Sport is a pervasive phenomenon of 21st-century culture. Therefore, asked the Vatican, “how could the Church not be interested?”

Last month Pope Francis had Catholics worldwide scratching their heads after he seemed to suggest German bishops would have his blessing if they reached a group consensus to circumvent Church teaching and make it easier for some Protestants to receive Communion.

Pope Francis often cozies up to young admirers as they raise their smartphones to snap selfies.  But it seems he may be having second thoughts about humouring the selfie generation.

They are desperate, poor and usually forgotten until violence erupts and the world takes note of them burying their dead.

As spring turns into summer, Canada is about to face a test of its generosity.

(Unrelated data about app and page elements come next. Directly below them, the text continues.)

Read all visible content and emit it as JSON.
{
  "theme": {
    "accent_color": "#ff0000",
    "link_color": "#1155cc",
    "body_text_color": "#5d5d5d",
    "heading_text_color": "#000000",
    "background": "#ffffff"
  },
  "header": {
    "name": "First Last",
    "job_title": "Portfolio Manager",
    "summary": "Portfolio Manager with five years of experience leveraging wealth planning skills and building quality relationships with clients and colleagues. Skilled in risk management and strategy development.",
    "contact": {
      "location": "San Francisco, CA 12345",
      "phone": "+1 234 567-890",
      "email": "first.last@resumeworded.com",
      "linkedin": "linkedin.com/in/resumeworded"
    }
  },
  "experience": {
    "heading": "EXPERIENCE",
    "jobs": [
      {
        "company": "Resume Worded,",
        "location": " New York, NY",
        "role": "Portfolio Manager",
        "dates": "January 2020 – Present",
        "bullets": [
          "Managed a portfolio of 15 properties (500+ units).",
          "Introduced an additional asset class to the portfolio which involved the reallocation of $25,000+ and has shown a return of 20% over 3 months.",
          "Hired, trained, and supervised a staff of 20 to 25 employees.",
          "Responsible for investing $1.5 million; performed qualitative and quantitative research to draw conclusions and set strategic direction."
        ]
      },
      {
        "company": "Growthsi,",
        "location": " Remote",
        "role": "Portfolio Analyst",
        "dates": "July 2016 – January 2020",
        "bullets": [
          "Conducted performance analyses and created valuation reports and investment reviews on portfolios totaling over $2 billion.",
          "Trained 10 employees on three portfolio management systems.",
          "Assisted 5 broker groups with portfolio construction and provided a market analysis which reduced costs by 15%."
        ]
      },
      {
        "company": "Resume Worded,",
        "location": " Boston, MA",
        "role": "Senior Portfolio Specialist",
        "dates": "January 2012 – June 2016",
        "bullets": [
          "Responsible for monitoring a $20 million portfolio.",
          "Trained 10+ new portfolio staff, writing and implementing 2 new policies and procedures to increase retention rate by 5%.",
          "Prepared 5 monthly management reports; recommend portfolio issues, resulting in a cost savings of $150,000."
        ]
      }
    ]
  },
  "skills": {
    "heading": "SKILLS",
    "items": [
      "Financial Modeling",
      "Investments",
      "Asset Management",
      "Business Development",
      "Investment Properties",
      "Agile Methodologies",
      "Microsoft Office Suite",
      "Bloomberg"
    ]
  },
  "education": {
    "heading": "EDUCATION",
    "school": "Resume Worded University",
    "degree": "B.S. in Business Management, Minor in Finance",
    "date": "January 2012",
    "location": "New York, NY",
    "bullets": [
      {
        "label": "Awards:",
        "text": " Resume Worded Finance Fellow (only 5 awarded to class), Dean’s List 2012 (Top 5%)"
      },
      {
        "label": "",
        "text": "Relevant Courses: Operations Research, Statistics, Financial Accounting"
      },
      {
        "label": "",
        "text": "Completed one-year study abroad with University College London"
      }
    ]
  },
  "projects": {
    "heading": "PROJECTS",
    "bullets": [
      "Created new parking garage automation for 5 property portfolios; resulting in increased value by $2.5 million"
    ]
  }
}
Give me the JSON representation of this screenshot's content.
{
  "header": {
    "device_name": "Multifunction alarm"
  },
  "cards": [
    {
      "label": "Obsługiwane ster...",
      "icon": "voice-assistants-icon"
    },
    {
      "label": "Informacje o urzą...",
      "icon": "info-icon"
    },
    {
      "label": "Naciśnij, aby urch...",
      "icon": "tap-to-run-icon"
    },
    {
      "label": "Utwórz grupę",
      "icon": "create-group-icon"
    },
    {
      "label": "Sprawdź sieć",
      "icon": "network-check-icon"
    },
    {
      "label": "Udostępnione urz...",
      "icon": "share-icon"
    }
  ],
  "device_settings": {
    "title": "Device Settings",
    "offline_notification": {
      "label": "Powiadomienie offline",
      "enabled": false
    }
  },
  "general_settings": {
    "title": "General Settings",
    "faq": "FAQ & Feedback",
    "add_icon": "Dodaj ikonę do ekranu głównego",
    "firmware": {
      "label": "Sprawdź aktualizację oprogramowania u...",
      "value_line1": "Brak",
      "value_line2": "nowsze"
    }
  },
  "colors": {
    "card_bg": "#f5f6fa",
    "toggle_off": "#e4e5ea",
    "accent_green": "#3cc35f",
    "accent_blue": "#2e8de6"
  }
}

Maybe they didn’t get the memo. Maybe it was simple human error. Maybe they simply don’t care.

Do not be overcome by evil, but overcome evil with good. 

Canadian bishops must not have seen the hornets nest they were stepping into March 28 when they issued a somewhat ambiguously worded letter to Canada’s Indigenous peoples. 

Here we go again. Development and Peace, an organization created by Canada’s bishops, is back on the hot seat over allegations it failed to properly screen some overseas partners. At least 11 dioceses have withheld funds from the organization after suggestions that several of its partner agencies are offside on issues that include abortion, contraception and gender theory. 

In his report on the crisis in Myanmar, Canada’s special envoy to the region fell short of labelling Rohingya persecution a genocide. But that detail should not stop Canada from acting as if it is one.

The Catholic relationship with Canada’s Indigenous peoples no doubt wobbled with the announcement that Pope Francis is not coming here to offer the apology so explicitly called for by the Truth and Reconciliation Commission. After so much suffering, it could hardly be otherwise.